The Free Press, Mankato, MN


October 13, 2012

Greg Hoch: Smoke on the horizon: prairie fires restore


Mechanically removing trees from wildlife lands can be very costly, requiring heavy equipment and gallons of chemicals.  The best management for invasive plants is prevention.  The best way to keep trees out of the prairie is fire.  

Some people see fire as removing nesting cover, especially for gamebirds.  That’s true for the year of the fire.  However, with management for prairie wildlife, it’s often about short term losses versus long-term gains.  The removal of nesting cover, and trees, with fire in one year will greatly increase the quality of the nesting habitat over the next several years. 

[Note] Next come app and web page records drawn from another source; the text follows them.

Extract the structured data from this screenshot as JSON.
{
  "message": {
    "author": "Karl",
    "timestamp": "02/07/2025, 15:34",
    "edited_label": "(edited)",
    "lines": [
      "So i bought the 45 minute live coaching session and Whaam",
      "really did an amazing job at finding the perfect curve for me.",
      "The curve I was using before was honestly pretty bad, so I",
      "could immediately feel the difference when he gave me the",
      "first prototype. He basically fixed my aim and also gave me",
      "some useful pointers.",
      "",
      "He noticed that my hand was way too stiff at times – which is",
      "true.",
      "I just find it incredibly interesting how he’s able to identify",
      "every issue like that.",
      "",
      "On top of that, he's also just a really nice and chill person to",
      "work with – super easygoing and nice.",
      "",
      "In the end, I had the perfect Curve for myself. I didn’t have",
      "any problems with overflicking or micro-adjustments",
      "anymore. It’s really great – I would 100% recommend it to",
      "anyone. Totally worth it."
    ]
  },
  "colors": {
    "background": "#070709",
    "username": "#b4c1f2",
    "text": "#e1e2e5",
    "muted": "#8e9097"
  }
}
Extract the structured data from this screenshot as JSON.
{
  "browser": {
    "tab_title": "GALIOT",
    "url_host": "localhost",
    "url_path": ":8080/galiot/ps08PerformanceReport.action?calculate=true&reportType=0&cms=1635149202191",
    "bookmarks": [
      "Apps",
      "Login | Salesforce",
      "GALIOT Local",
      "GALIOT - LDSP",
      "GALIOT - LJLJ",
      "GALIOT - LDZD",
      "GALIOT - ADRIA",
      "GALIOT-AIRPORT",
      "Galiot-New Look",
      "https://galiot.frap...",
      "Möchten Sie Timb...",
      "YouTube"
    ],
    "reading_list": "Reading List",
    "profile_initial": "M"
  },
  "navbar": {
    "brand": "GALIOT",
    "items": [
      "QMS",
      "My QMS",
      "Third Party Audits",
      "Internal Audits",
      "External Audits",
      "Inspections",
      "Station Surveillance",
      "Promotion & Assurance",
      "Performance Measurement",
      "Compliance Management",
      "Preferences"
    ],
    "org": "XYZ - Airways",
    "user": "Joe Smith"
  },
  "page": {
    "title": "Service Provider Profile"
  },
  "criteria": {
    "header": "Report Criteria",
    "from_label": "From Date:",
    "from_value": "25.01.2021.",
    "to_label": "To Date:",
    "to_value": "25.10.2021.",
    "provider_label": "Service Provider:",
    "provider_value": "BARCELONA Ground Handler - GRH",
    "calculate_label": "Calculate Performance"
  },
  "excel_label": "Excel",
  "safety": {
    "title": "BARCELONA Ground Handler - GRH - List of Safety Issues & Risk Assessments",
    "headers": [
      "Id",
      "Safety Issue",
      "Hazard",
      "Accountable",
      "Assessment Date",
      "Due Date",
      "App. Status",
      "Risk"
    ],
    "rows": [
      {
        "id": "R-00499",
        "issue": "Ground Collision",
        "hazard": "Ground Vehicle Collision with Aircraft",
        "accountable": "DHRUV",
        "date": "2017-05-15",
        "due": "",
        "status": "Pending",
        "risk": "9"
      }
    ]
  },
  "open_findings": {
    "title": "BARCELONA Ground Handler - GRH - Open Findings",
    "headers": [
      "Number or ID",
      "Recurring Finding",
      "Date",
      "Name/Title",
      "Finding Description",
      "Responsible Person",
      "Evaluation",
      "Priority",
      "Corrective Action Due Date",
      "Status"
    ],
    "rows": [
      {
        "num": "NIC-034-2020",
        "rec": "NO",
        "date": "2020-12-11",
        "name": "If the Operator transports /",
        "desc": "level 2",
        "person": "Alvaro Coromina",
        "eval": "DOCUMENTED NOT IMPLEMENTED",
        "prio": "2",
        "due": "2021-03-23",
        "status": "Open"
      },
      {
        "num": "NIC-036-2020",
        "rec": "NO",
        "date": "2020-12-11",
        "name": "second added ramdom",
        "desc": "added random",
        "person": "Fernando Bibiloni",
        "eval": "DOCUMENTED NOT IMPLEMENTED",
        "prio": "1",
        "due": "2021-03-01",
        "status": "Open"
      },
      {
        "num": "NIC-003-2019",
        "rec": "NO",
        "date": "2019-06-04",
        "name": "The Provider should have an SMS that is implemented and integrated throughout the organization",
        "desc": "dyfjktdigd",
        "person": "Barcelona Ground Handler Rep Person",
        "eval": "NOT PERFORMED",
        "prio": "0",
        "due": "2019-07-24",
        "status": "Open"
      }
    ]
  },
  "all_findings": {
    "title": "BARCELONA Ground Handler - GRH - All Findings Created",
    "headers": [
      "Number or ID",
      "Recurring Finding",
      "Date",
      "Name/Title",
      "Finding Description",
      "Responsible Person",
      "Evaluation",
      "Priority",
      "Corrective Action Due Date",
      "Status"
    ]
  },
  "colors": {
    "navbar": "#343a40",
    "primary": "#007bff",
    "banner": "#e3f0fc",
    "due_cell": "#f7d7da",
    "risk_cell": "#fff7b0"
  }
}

Lack of fire across Minnesota’s grasslands is hurting wildlife more than the periodic prescribed fires harm them.  Fire, spring or fall, will always benefit prairie wildlife in the long term. 

Greg Hoch is a prairie habitat evaluation ecologist with the Minnesota Department of Natural Resources stationed at the Farmland Wildlife Research Unit in Madelia.


Text Only | Photo Reprints